Steiner wants F1 to stick with the current 10-team grid due to the stability and health of all the operations.
“You've got 10 very good teams or good teams, they're all stable,” Steiner said in Canada last week. “Why should we change something if it works like this? At the moment, we are in a good place.”
Steiner was asked by motorsport.com if he believed the dilution fund proposal worked, the Austrian felt it had to be adjusted to suit F1’s current commercial growth since the Concorde Agreement was agreed in 2020.
“The dilution fund was set a few years ago, when the value of Formula 1 was different,” Steiner said.
“I think one of the things will be, should we readjust it to current market rate, which is a lot more than that one? But I think that's a very difficult process to do.
“But if you're really honest, and you look at when we signed the contract in 2020, teams were going for a lot less money than these days.
“The sport has made a big progression in value. So at some stage it will be adjusted, but I don't think that is the biggest issue.”
Andretti were very close to a takeover of the Sauber Group which currently runs the Alfa Romeo team only for the deal to fall through.
F1 CEO and President Stefano Domenicali said that he thought 10 teams was correct for Formula 1 and any new entry would have to be “really significant.”
“Today, it’s not a problem of having more teams, because we have a list,” Domenicali said.

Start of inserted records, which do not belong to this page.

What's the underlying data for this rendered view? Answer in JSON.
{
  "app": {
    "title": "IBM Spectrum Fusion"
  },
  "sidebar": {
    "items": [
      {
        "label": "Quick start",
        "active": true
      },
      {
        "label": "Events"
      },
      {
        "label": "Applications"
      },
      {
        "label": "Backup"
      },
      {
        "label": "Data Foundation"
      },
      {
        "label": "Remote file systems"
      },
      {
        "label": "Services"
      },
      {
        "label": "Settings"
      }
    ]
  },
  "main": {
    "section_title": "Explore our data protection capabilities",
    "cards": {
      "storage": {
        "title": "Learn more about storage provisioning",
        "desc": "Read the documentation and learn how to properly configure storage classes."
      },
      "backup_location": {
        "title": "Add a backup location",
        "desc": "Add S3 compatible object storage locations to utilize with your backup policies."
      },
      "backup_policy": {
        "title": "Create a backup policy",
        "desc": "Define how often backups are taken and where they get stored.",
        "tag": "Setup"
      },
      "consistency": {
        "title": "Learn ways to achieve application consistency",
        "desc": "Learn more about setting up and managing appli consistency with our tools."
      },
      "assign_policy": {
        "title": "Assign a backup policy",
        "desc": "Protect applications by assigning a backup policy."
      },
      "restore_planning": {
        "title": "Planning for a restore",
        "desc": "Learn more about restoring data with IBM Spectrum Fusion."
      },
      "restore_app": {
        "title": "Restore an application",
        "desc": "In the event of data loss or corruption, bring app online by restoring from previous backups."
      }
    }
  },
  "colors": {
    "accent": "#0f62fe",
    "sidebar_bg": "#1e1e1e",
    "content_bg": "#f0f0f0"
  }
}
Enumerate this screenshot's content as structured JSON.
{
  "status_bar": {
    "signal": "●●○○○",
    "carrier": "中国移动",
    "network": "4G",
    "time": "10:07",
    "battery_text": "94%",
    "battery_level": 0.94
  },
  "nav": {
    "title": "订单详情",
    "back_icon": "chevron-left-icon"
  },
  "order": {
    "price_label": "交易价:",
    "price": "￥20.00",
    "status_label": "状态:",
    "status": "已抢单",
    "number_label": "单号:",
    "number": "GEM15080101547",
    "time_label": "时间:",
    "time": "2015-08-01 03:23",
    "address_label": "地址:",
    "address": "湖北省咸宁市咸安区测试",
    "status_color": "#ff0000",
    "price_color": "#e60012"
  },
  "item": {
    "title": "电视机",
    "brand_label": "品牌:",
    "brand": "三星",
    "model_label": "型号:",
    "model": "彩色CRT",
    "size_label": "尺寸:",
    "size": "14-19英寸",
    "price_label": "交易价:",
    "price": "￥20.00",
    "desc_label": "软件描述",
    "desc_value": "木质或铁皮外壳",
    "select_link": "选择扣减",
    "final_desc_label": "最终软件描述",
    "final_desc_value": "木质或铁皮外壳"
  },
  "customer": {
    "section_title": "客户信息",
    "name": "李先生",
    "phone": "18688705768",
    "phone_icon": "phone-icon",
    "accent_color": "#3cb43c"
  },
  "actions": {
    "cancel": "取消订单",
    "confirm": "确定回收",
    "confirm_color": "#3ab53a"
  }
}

“Some of them are more vocal than the others, but we have a lot of people or a lot of investors who would like to be in Formula 1. But we need to protect the teams. This is really another sign of a very healthy system.”